Even imagining for a second that OnLive have developed a method of compressing and streaming gaming data with virtually no latency, something that has eluded the brightest scientific minds for decades, there's still the problem of creating the data in the first place.

You can pick up a midrange video card for around NZ$250, and coupled with a modern dual-core CPU and a couple of gigs of RAM there aren't too many titles you can't enjoy in 1280x720 with maximum quality settings enabled. OnLive, by removing the gaming hardware from your lounge, will need to reproduce something akin to this PC setup for every single user of their service. It's hard to imagine a dedicated server farm capable of supporting the launch of a major title, not only from a bandwidth perspective, but in terms of hardware and even sheer power consumption.

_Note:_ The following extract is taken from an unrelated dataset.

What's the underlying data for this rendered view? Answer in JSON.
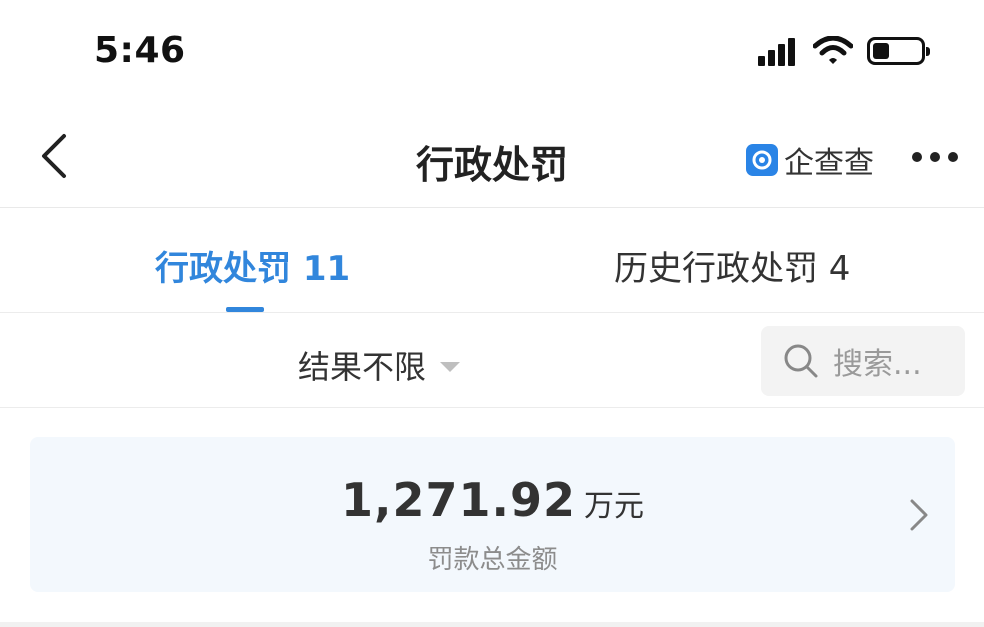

Again, to remain ahead of the technology curve, OnLive will need to regularly upgrade this hugely expensive stack of hardware to provide a "state-of-the-art" experience for every end user. The real concern here is what sort of a subscription model is going to be required to provide the company with enough revenue to set up this monolithic data centre in the first place? Even with support from every major game developer, it'll be a hard sell to risk launching an AAA title to market using solely this method of distribution, particularly when simpler services such as MSN Messenger and YouTube regularly have issues streaming far smaller quantities of data to their subscribers.

Furthermore, the type of connection required between ISPs, or groups of ISPs, back to the OnLive service is staggering. Even if OnLive distributed datacentres throughout the world, the amount of bandwidth this service will consume means you'd have to expect to see the majority of an ISP's traffic change to gaming virtually overnight. In New Zealand, where a 20:1 contention ratio isn't deemed unusual, any more than a handful of users on each telephone exchange will all but ruin data throughput for every other user on the service. If ISPs struggle to contain P2P filesharing within acceptable standards to benefit bread-and-butter users, they're going to have a nightmare on their hands with OnLive. Not to mention the data caps users have to deal with; at the 720p HD rate of over 4 Mbps, a one-hour gaming session would chew through nearly two gigabytes of data.

Then there's the issue of latency. Every move of the stick and every press of a button on the controller will have to be sent over the internet to OnLive's servers, processed, then the updated video image sent back to you before you will see what you've done. (If you've ever accessed a remote computer using Terminal Server, you'll know how painful this kind of experience can be.) Minimising this "lag" will require OnLive to have their servers not in one massive server farm, but rather dotted into lots of geographically spread datacentres so that they are as close to their users as possible. That will be a huge challenge just to achieve in the U.S., nevermind the rest of the world.

So, initially this method of gaming seems like a fantastic way to bridge the divide between PC and console, and move towards an all-encompassing gaming solution that can expand and enhance our digital lifestyle. But if you consider the potential for abuse when one company controls all avenues of distribution, the gloss tends to fade somewhat. What will the subscription cost be? Will we be forced to endure in-game advertising? What will happen to modding? And will Sony, Microsoft, Nintendo, Nvidia, AMD, Intel and dozens of other major hardware manufacturers stand idly by while an upstart seeks to remove their relevance to the consumer?

It's time to step back from the hype. That next-gen console you bought last week will still be around for a long time to come. OnLive may be shooting for the stars with this service, but they'll need to prove they can get the rocket on the launch pad first.

While continued development of such a lofty concept seems inevitable and ultimately may pay off when technology catches up, in the meantime we'll probably be stuck with a platform full of titles that look vaguely familiar to what you played on the N64. Or worse, something that promises too much and entirely fails to deliver.